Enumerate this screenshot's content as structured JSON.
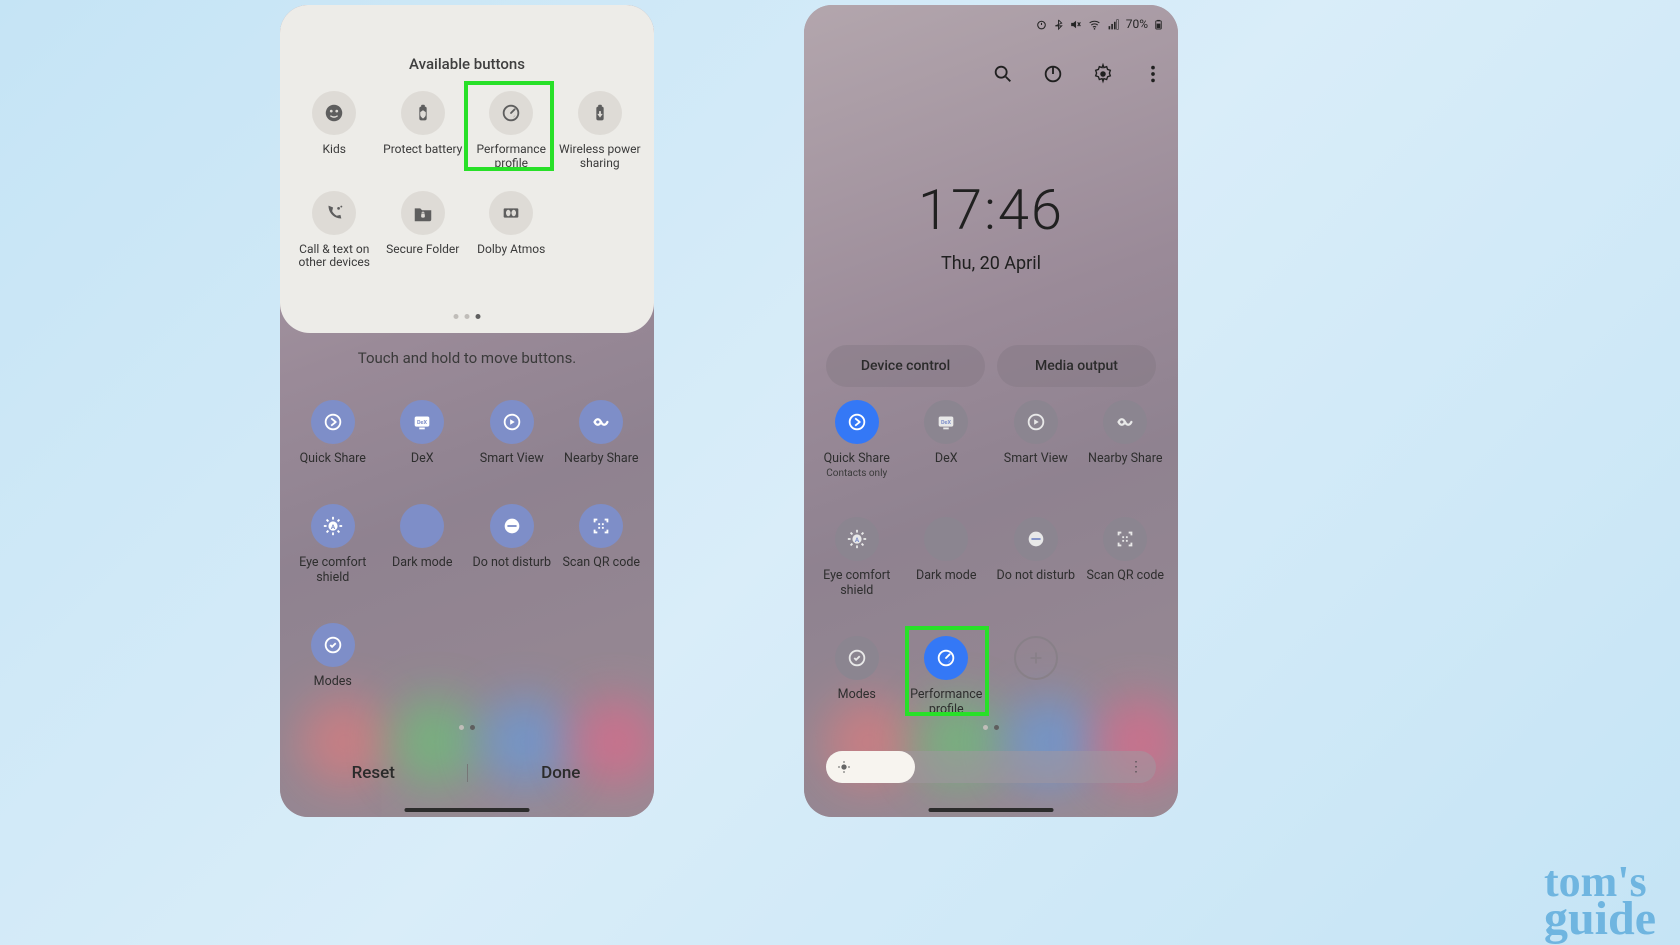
{
  "left": {
    "availableTitle": "Available buttons",
    "available": [
      {
        "label": "Kids",
        "icon": "kids"
      },
      {
        "label": "Protect battery",
        "icon": "battery-shield"
      },
      {
        "label": "Performance profile",
        "icon": "gauge",
        "highlight": true
      },
      {
        "label": "Wireless power sharing",
        "icon": "battery-share"
      },
      {
        "label": "Call & text on other devices",
        "icon": "call-text"
      },
      {
        "label": "Secure Folder",
        "icon": "secure-folder"
      },
      {
        "label": "Dolby Atmos",
        "icon": "dolby"
      }
    ],
    "hint": "Touch and hold to move buttons.",
    "qs": [
      {
        "label": "Quick Share",
        "icon": "quick-share",
        "style": "blue"
      },
      {
        "label": "DeX",
        "icon": "dex",
        "style": "blue"
      },
      {
        "label": "Smart View",
        "icon": "smart-view",
        "style": "blue"
      },
      {
        "label": "Nearby Share",
        "icon": "nearby",
        "style": "blue"
      },
      {
        "label": "Eye comfort shield",
        "icon": "eye-comfort",
        "style": "blue"
      },
      {
        "label": "Dark mode",
        "icon": "moon",
        "style": "blue"
      },
      {
        "label": "Do not disturb",
        "icon": "dnd",
        "style": "blue"
      },
      {
        "label": "Scan QR code",
        "icon": "qr",
        "style": "blue"
      },
      {
        "label": "Modes",
        "icon": "modes",
        "style": "blue"
      }
    ],
    "reset": "Reset",
    "done": "Done"
  },
  "right": {
    "status": {
      "battery_pct": "70%"
    },
    "clock": {
      "time": "17:46",
      "date": "Thu, 20 April"
    },
    "pills": {
      "device_control": "Device control",
      "media_output": "Media output"
    },
    "qs": [
      {
        "label": "Quick Share",
        "sub": "Contacts only",
        "icon": "quick-share",
        "style": "bright"
      },
      {
        "label": "DeX",
        "icon": "dex",
        "style": "grey"
      },
      {
        "label": "Smart View",
        "icon": "smart-view",
        "style": "grey"
      },
      {
        "label": "Nearby Share",
        "icon": "nearby",
        "style": "grey"
      },
      {
        "label": "Eye comfort shield",
        "icon": "eye-comfort",
        "style": "grey"
      },
      {
        "label": "Dark mode",
        "icon": "moon",
        "style": "grey"
      },
      {
        "label": "Do not disturb",
        "icon": "dnd",
        "style": "grey"
      },
      {
        "label": "Scan QR code",
        "icon": "qr",
        "style": "grey"
      },
      {
        "label": "Modes",
        "icon": "modes",
        "style": "grey"
      },
      {
        "label": "Performance profile",
        "icon": "gauge",
        "style": "bright",
        "highlight": true
      },
      {
        "label": "",
        "icon": "plus",
        "style": "add"
      }
    ]
  },
  "watermark": {
    "top": "tom's",
    "bot": "guide"
  }
}
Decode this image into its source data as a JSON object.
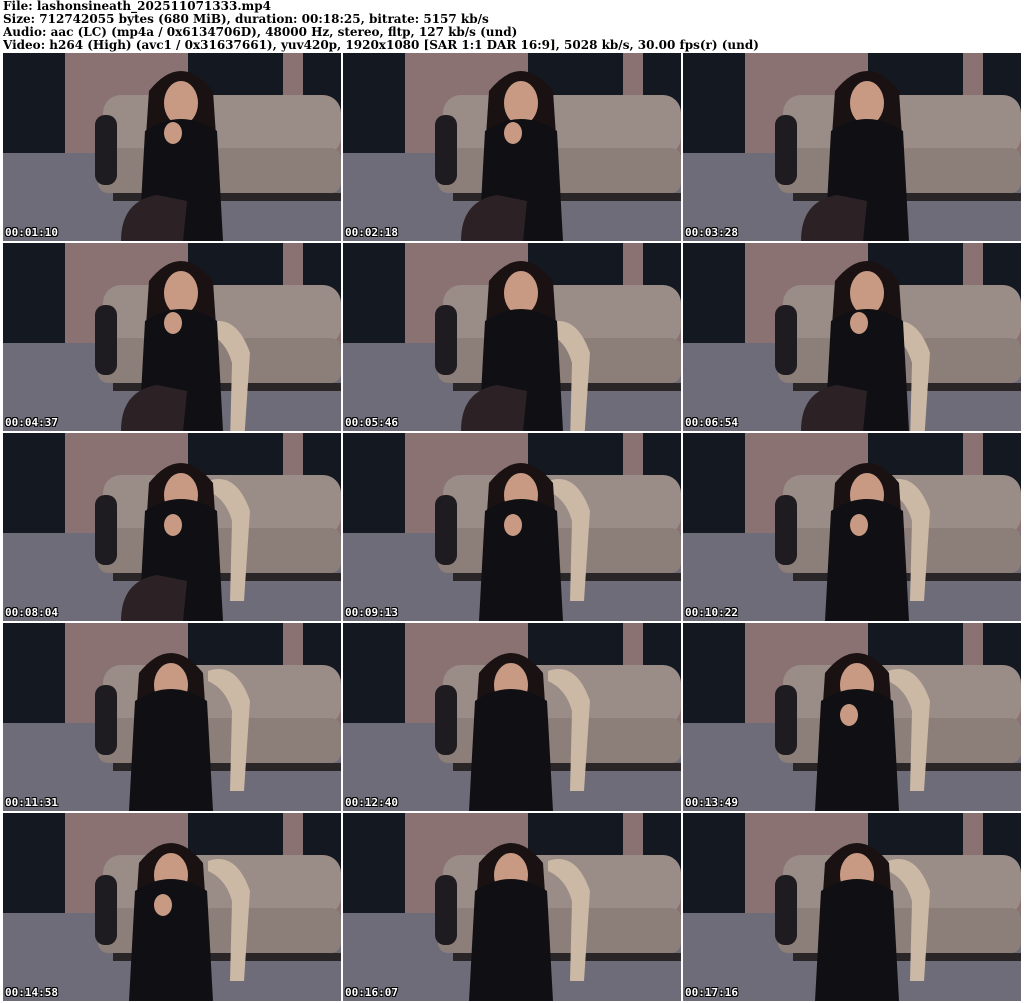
{
  "header": {
    "file": "File: lashonsineath_202511071333.mp4",
    "size": "Size: 712742055 bytes (680 MiB), duration: 00:18:25, bitrate: 5157 kb/s",
    "audio": "Audio: aac (LC) (mp4a / 0x6134706D), 48000 Hz, stereo, fltp, 127 kb/s (und)",
    "video": "Video: h264 (High) (avc1 / 0x31637661), yuv420p, 1920x1080 [SAR 1:1 DAR 16:9], 5028 kb/s, 30.00 fps(r) (und)"
  },
  "thumbnails": [
    {
      "time": "00:01:10"
    },
    {
      "time": "00:02:18"
    },
    {
      "time": "00:03:28"
    },
    {
      "time": "00:04:37"
    },
    {
      "time": "00:05:46"
    },
    {
      "time": "00:06:54"
    },
    {
      "time": "00:08:04"
    },
    {
      "time": "00:09:13"
    },
    {
      "time": "00:10:22"
    },
    {
      "time": "00:11:31"
    },
    {
      "time": "00:12:40"
    },
    {
      "time": "00:13:49"
    },
    {
      "time": "00:14:58"
    },
    {
      "time": "00:16:07"
    },
    {
      "time": "00:17:16"
    }
  ],
  "colors": {
    "curtain_dark": "#141820",
    "wall_mauve": "#8a7272",
    "floor_gray": "#6e6c78",
    "sofa_beige": "#9a8c86",
    "outfit_black": "#101014",
    "hair_dark": "#1a1212",
    "skin": "#c89a84",
    "chair_frame": "#cbb9a6"
  }
}
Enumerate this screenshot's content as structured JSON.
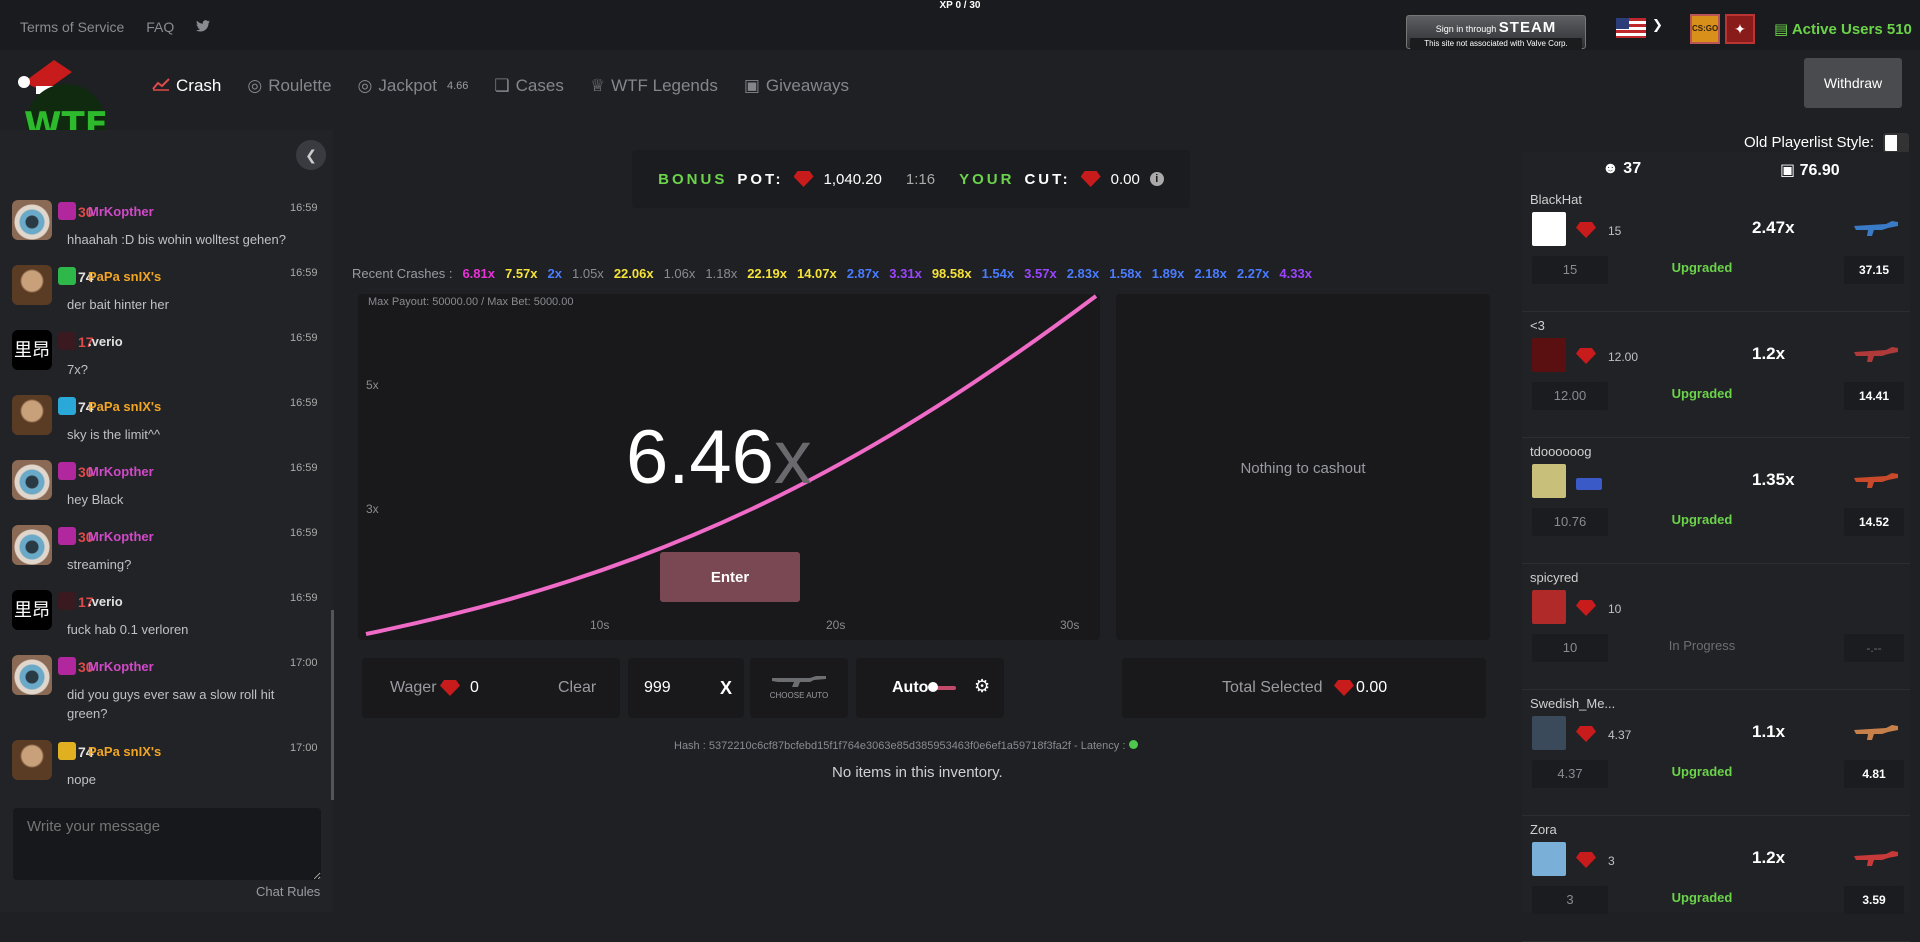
{
  "topbar": {
    "xp": "XP 0 / 30",
    "links": [
      "Terms of Service",
      "FAQ"
    ],
    "steam_line1_small": "Sign in through",
    "steam_line1_big": "STEAM",
    "steam_line2": "This site not associated with Valve Corp.",
    "game1_label": "CS:GO",
    "active_users_label": "Active Users",
    "active_users_count": "510"
  },
  "nav": {
    "items": [
      {
        "label": "Crash",
        "icon": "chart-line-icon"
      },
      {
        "label": "Roulette",
        "icon": "roulette-icon"
      },
      {
        "label": "Jackpot",
        "icon": "jackpot-icon",
        "badge": "4.66"
      },
      {
        "label": "Cases",
        "icon": "cube-icon"
      },
      {
        "label": "WTF Legends",
        "icon": "trophy-icon"
      },
      {
        "label": "Giveaways",
        "icon": "gift-icon"
      }
    ],
    "withdraw": "Withdraw"
  },
  "chat": {
    "messages": [
      {
        "level": "30",
        "user": "MrKopther",
        "time": "16:59",
        "text": "hhaahah :D bis wohin wolltest gehen?",
        "avatar": "eye",
        "rank_color": "#b0279e",
        "name_color": "#d049c6",
        "level_red": true
      },
      {
        "level": "74",
        "user": "PaPa snIX's",
        "time": "16:59",
        "text": "der bait hinter her",
        "avatar": "hat",
        "rank_color": "#2fb84a",
        "name_color": "#f1a524",
        "level_red": false
      },
      {
        "level": "17",
        "user": ".verio",
        "time": "16:59",
        "text": "7x?",
        "avatar": "kj",
        "rank_color": "#3a1a20",
        "name_color": "#e0e0e0",
        "level_red": true
      },
      {
        "level": "74",
        "user": "PaPa snIX's",
        "time": "16:59",
        "text": "sky is the limit^^",
        "avatar": "hat",
        "rank_color": "#2aa8d8",
        "name_color": "#f1a524",
        "level_red": false
      },
      {
        "level": "30",
        "user": "MrKopther",
        "time": "16:59",
        "text": "hey Black",
        "avatar": "eye",
        "rank_color": "#b0279e",
        "name_color": "#d049c6",
        "level_red": true
      },
      {
        "level": "30",
        "user": "MrKopther",
        "time": "16:59",
        "text": "streaming?",
        "avatar": "eye",
        "rank_color": "#b0279e",
        "name_color": "#d049c6",
        "level_red": true
      },
      {
        "level": "17",
        "user": ".verio",
        "time": "16:59",
        "text": "fuck hab 0.1 verloren",
        "avatar": "kj",
        "rank_color": "#3a1a20",
        "name_color": "#e0e0e0",
        "level_red": true
      },
      {
        "level": "30",
        "user": "MrKopther",
        "time": "17:00",
        "text": "did you guys ever saw a slow roll hit green?",
        "avatar": "eye",
        "rank_color": "#b0279e",
        "name_color": "#d049c6",
        "level_red": true
      },
      {
        "level": "74",
        "user": "PaPa snIX's",
        "time": "17:00",
        "text": "nope",
        "avatar": "hat",
        "rank_color": "#e0b020",
        "name_color": "#f1a524",
        "level_red": false
      }
    ],
    "avatar_glyph": "里昂",
    "input_placeholder": "Write your message",
    "rules": "Chat Rules"
  },
  "bonus": {
    "bonus_label": "BONUS",
    "pot_label": "POT:",
    "pot_value": "1,040.20",
    "timer": "1:16",
    "your_label": "YOUR",
    "cut_label": "CUT:",
    "cut_value": "0.00"
  },
  "recent": {
    "label": "Recent Crashes :",
    "items": [
      {
        "v": "6.81x",
        "c": "#e832d8"
      },
      {
        "v": "7.57x",
        "c": "#f5e23a"
      },
      {
        "v": "2x",
        "c": "#4a7cff"
      },
      {
        "v": "1.05x",
        "c": "#8a8b90"
      },
      {
        "v": "22.06x",
        "c": "#f5e23a"
      },
      {
        "v": "1.06x",
        "c": "#8a8b90"
      },
      {
        "v": "1.18x",
        "c": "#8a8b90"
      },
      {
        "v": "22.19x",
        "c": "#f5e23a"
      },
      {
        "v": "14.07x",
        "c": "#f5e23a"
      },
      {
        "v": "2.87x",
        "c": "#4a7cff"
      },
      {
        "v": "3.31x",
        "c": "#9b45ff"
      },
      {
        "v": "98.58x",
        "c": "#f5e23a"
      },
      {
        "v": "1.54x",
        "c": "#4a7cff"
      },
      {
        "v": "3.57x",
        "c": "#9b45ff"
      },
      {
        "v": "2.83x",
        "c": "#4a7cff"
      },
      {
        "v": "1.58x",
        "c": "#4a7cff"
      },
      {
        "v": "1.89x",
        "c": "#4a7cff"
      },
      {
        "v": "2.18x",
        "c": "#4a7cff"
      },
      {
        "v": "2.27x",
        "c": "#4a7cff"
      },
      {
        "v": "4.33x",
        "c": "#9b45ff"
      }
    ]
  },
  "game": {
    "max_payout": "Max Payout: 50000.00 / Max Bet: 5000.00",
    "multiplier": "6.46",
    "multiplier_suffix": "x",
    "y_labels": [
      "5x",
      "3x"
    ],
    "x_labels": [
      "10s",
      "20s",
      "30s"
    ],
    "enter": "Enter",
    "nothing": "Nothing to cashout",
    "curve_color": "#f06bc8"
  },
  "controls": {
    "wager_label": "Wager",
    "wager_value": "0",
    "clear": "Clear",
    "auto_cashout_value": "999",
    "x_label": "X",
    "choose_auto": "CHOOSE AUTO",
    "auto_label": "Auto",
    "total_selected_label": "Total Selected",
    "total_selected_value": "0.00"
  },
  "hash": {
    "text": "Hash : 5372210c6cf87bcfebd15f1f764e3063e85d385953463f0e6ef1a59718f3fa2f - Latency :",
    "noitems": "No items in this inventory."
  },
  "players": {
    "old_style_label": "Old Playerlist Style:",
    "count": "37",
    "total": "76.90",
    "list": [
      {
        "name": "BlackHat",
        "bet": "15",
        "mult": "2.47x",
        "box": "15",
        "status": "Upgraded",
        "value": "37.15",
        "avatar_bg": "#ffffff",
        "skin_color": "#3a7bc8",
        "in_progress": false
      },
      {
        "name": "<3",
        "bet": "12.00",
        "mult": "1.2x",
        "box": "12.00",
        "status": "Upgraded",
        "value": "14.41",
        "avatar_bg": "#5a1010",
        "skin_color": "#b03a3a",
        "in_progress": false
      },
      {
        "name": "tdoooooog",
        "bet": "",
        "mult": "1.35x",
        "box": "10.76",
        "status": "Upgraded",
        "value": "14.52",
        "avatar_bg": "#c8c07a",
        "skin_color": "#c84a2a",
        "in_progress": false
      },
      {
        "name": "spicyred",
        "bet": "10",
        "mult": "",
        "box": "10",
        "status": "In Progress",
        "value": "-.--",
        "avatar_bg": "#b02a2a",
        "skin_color": "",
        "in_progress": true
      },
      {
        "name": "Swedish_Me...",
        "bet": "4.37",
        "mult": "1.1x",
        "box": "4.37",
        "status": "Upgraded",
        "value": "4.81",
        "avatar_bg": "#3a4a5a",
        "skin_color": "#c8804a",
        "in_progress": false
      },
      {
        "name": "Zora",
        "bet": "3",
        "mult": "1.2x",
        "box": "3",
        "status": "Upgraded",
        "value": "3.59",
        "avatar_bg": "#7ab0d8",
        "skin_color": "#c83a3a",
        "in_progress": false
      }
    ]
  }
}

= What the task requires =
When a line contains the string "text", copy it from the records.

= Answer =
        "label": "Call & text on other devices",
        "icon": "call-text"
        "text": "hhaahah :D bis wohin wolltest gehen?",
        "text": "der bait hinter her",
        "text": "7x?",
        "text": "sky is the limit^^",
        "text": "hey Black",
        "text": "streaming?",
        "text": "fuck hab 0.1 verloren",
        "text": "did you guys ever saw a slow roll hit green?",
        "text": "nope",
    "text": "Hash : 5372210c6cf87bcfebd15f1f764e3063e85d385953463f0e6ef1a59718f3fa2f - Latency :",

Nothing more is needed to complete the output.